[Component data from apps and pages]

-*-

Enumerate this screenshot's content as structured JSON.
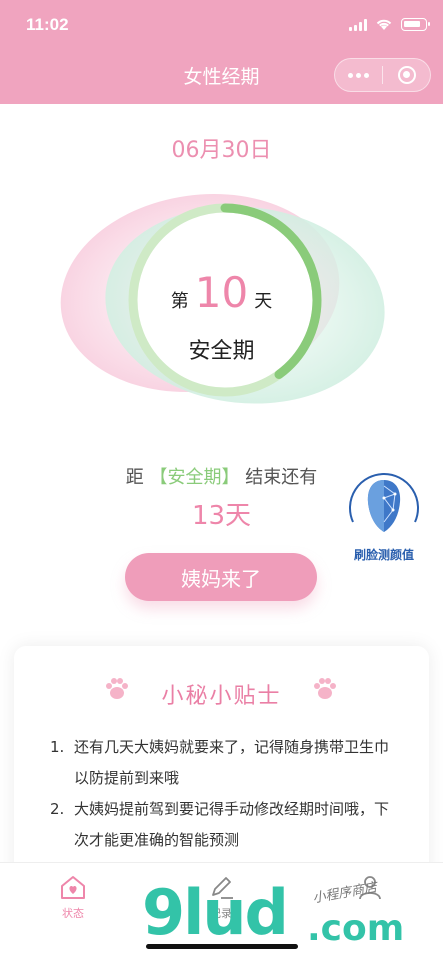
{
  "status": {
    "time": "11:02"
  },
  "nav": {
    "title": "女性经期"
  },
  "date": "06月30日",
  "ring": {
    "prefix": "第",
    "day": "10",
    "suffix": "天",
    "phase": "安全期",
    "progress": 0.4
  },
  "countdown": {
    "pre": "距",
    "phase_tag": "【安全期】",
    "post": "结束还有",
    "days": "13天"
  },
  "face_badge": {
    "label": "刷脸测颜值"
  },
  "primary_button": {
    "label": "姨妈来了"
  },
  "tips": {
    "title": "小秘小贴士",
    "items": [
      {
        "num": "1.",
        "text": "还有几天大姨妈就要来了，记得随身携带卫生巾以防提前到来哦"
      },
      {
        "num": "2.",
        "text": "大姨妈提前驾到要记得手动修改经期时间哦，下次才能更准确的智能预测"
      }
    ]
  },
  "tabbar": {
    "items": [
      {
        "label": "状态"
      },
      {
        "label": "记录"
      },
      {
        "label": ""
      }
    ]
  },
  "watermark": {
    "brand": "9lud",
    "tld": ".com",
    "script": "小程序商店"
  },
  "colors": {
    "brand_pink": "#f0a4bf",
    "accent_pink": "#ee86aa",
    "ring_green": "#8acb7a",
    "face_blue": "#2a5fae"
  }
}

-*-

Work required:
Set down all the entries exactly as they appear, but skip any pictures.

Answer box:
Enumerate this screenshot's content as structured JSON.
{
  "status": {
    "time": "11:02"
  },
  "nav": {
    "title": "女性经期"
  },
  "date": "06月30日",
  "ring": {
    "prefix": "第",
    "day": "10",
    "suffix": "天",
    "phase": "安全期",
    "progress": 0.4
  },
  "countdown": {
    "pre": "距",
    "phase_tag": "【安全期】",
    "post": "结束还有",
    "days": "13天"
  },
  "face_badge": {
    "label": "刷脸测颜值"
  },
  "primary_button": {
    "label": "姨妈来了"
  },
  "tips": {
    "title": "小秘小贴士",
    "items": [
      {
        "num": "1.",
        "text": "还有几天大姨妈就要来了，记得随身携带卫生巾以防提前到来哦"
      },
      {
        "num": "2.",
        "text": "大姨妈提前驾到要记得手动修改经期时间哦，下次才能更准确的智能预测"
      }
    ]
  },
  "tabbar": {
    "items": [
      {
        "label": "状态"
      },
      {
        "label": "记录"
      },
      {
        "label": ""
      }
    ]
  },
  "watermark": {
    "brand": "9lud",
    "tld": ".com",
    "script": "小程序商店"
  },
  "colors": {
    "brand_pink": "#f0a4bf",
    "accent_pink": "#ee86aa",
    "ring_green": "#8acb7a",
    "face_blue": "#2a5fae"
  }
}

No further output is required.